Pictures excluded, output exactly the lines from the one containing "Output a JSON" through the last line of the listing below.

********

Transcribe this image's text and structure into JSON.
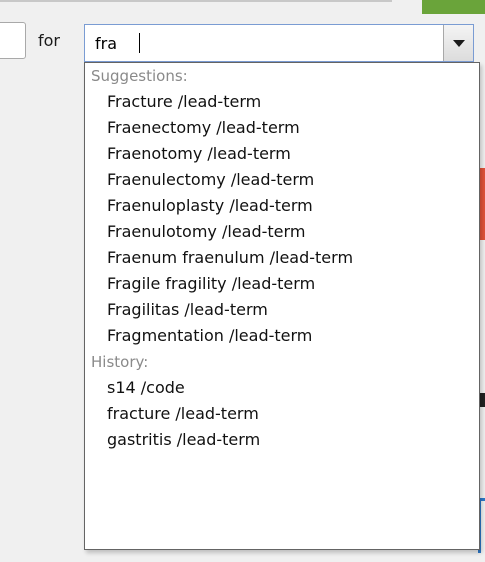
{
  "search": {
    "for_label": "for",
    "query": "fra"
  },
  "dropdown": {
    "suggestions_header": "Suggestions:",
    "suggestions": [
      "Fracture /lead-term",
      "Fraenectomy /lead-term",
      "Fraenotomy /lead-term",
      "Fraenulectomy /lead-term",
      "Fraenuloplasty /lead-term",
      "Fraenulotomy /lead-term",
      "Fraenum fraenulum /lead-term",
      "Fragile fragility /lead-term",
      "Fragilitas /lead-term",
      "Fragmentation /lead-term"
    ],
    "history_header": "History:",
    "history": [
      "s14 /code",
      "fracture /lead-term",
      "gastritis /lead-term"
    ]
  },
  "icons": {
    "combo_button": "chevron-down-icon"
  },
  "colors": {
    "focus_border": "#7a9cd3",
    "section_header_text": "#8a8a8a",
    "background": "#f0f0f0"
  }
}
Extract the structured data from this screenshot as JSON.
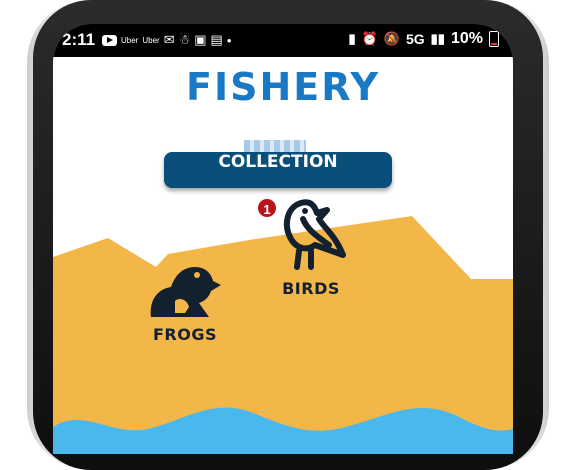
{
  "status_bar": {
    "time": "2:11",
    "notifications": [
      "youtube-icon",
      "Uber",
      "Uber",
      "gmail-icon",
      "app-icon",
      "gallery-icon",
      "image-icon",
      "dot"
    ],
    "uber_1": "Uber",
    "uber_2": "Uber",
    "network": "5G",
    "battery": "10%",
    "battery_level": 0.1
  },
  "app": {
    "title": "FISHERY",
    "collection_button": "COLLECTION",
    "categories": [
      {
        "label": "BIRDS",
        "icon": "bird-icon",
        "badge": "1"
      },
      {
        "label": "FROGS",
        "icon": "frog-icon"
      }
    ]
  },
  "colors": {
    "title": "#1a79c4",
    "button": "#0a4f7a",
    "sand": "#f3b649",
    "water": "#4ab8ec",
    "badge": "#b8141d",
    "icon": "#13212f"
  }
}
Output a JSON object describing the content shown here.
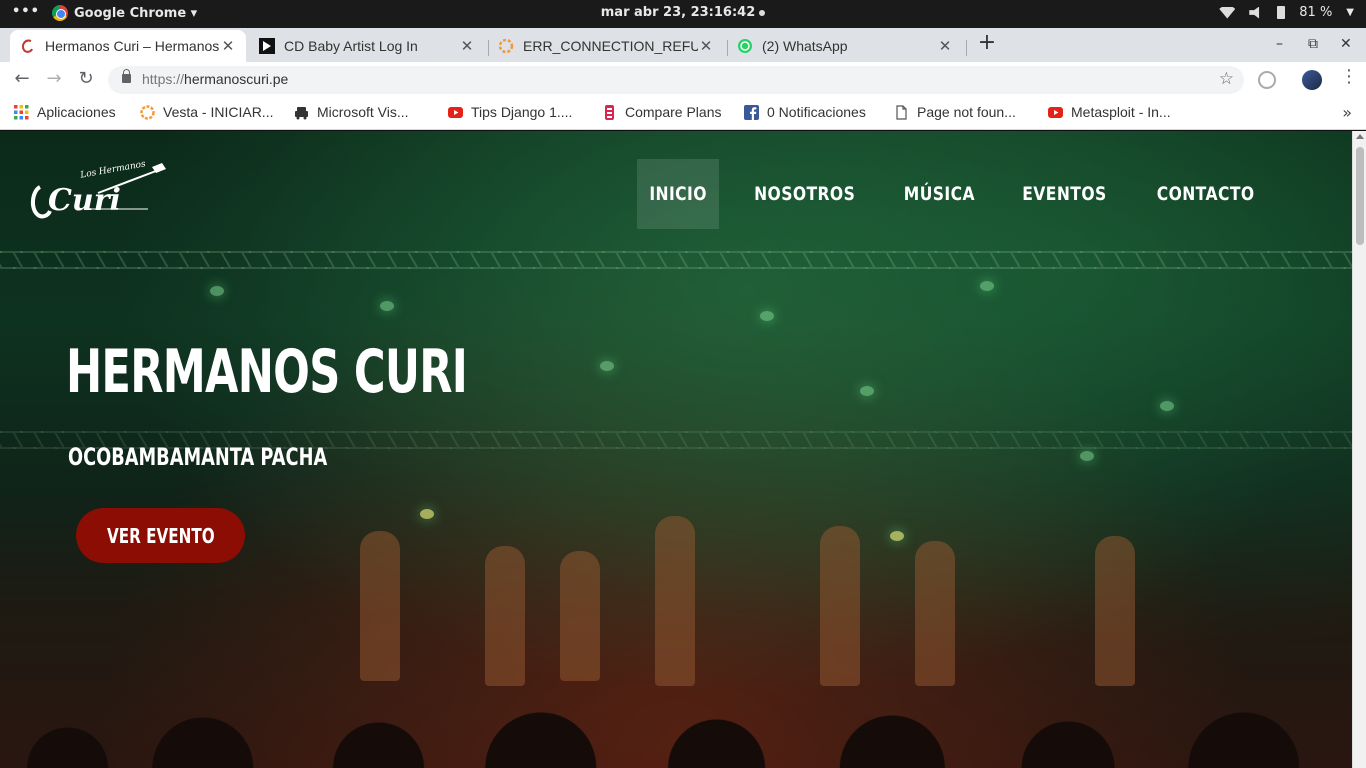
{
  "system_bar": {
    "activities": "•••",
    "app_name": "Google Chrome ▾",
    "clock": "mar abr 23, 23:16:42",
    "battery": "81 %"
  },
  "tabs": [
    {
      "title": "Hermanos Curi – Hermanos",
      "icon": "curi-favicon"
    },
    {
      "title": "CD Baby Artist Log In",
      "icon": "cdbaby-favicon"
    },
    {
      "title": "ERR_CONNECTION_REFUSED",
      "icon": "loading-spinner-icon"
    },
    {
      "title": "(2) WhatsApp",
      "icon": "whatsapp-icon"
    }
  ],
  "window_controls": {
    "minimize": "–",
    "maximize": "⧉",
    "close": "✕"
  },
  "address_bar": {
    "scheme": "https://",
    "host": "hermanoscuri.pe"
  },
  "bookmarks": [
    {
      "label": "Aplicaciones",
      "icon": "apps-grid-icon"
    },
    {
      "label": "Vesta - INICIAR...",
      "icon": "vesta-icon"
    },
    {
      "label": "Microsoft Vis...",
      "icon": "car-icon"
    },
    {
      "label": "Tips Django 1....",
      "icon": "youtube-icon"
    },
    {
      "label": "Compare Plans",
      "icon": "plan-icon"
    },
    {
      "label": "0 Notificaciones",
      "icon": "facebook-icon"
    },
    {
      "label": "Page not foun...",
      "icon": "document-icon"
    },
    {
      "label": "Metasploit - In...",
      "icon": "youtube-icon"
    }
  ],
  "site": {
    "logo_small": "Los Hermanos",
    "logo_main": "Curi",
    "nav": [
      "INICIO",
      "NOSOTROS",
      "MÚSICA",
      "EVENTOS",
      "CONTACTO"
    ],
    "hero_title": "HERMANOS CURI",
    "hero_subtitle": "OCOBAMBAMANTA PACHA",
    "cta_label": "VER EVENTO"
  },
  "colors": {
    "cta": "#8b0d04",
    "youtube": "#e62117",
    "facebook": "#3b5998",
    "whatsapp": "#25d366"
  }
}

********

◆ Written response ◆
Output a JSON object describing the content shown here.
{
  "system_bar": {
    "activities": "•••",
    "app_name": "Google Chrome ▾",
    "clock": "mar abr 23, 23:16:42",
    "battery": "81 %"
  },
  "tabs": [
    {
      "title": "Hermanos Curi – Hermanos",
      "icon": "curi-favicon"
    },
    {
      "title": "CD Baby Artist Log In",
      "icon": "cdbaby-favicon"
    },
    {
      "title": "ERR_CONNECTION_REFUSED",
      "icon": "loading-spinner-icon"
    },
    {
      "title": "(2) WhatsApp",
      "icon": "whatsapp-icon"
    }
  ],
  "window_controls": {
    "minimize": "–",
    "maximize": "⧉",
    "close": "✕"
  },
  "address_bar": {
    "scheme": "https://",
    "host": "hermanoscuri.pe"
  },
  "bookmarks": [
    {
      "label": "Aplicaciones",
      "icon": "apps-grid-icon"
    },
    {
      "label": "Vesta - INICIAR...",
      "icon": "vesta-icon"
    },
    {
      "label": "Microsoft Vis...",
      "icon": "car-icon"
    },
    {
      "label": "Tips Django 1....",
      "icon": "youtube-icon"
    },
    {
      "label": "Compare Plans",
      "icon": "plan-icon"
    },
    {
      "label": "0 Notificaciones",
      "icon": "facebook-icon"
    },
    {
      "label": "Page not foun...",
      "icon": "document-icon"
    },
    {
      "label": "Metasploit - In...",
      "icon": "youtube-icon"
    }
  ],
  "site": {
    "logo_small": "Los Hermanos",
    "logo_main": "Curi",
    "nav": [
      "INICIO",
      "NOSOTROS",
      "MÚSICA",
      "EVENTOS",
      "CONTACTO"
    ],
    "hero_title": "HERMANOS CURI",
    "hero_subtitle": "OCOBAMBAMANTA PACHA",
    "cta_label": "VER EVENTO"
  },
  "colors": {
    "cta": "#8b0d04",
    "youtube": "#e62117",
    "facebook": "#3b5998",
    "whatsapp": "#25d366"
  }
}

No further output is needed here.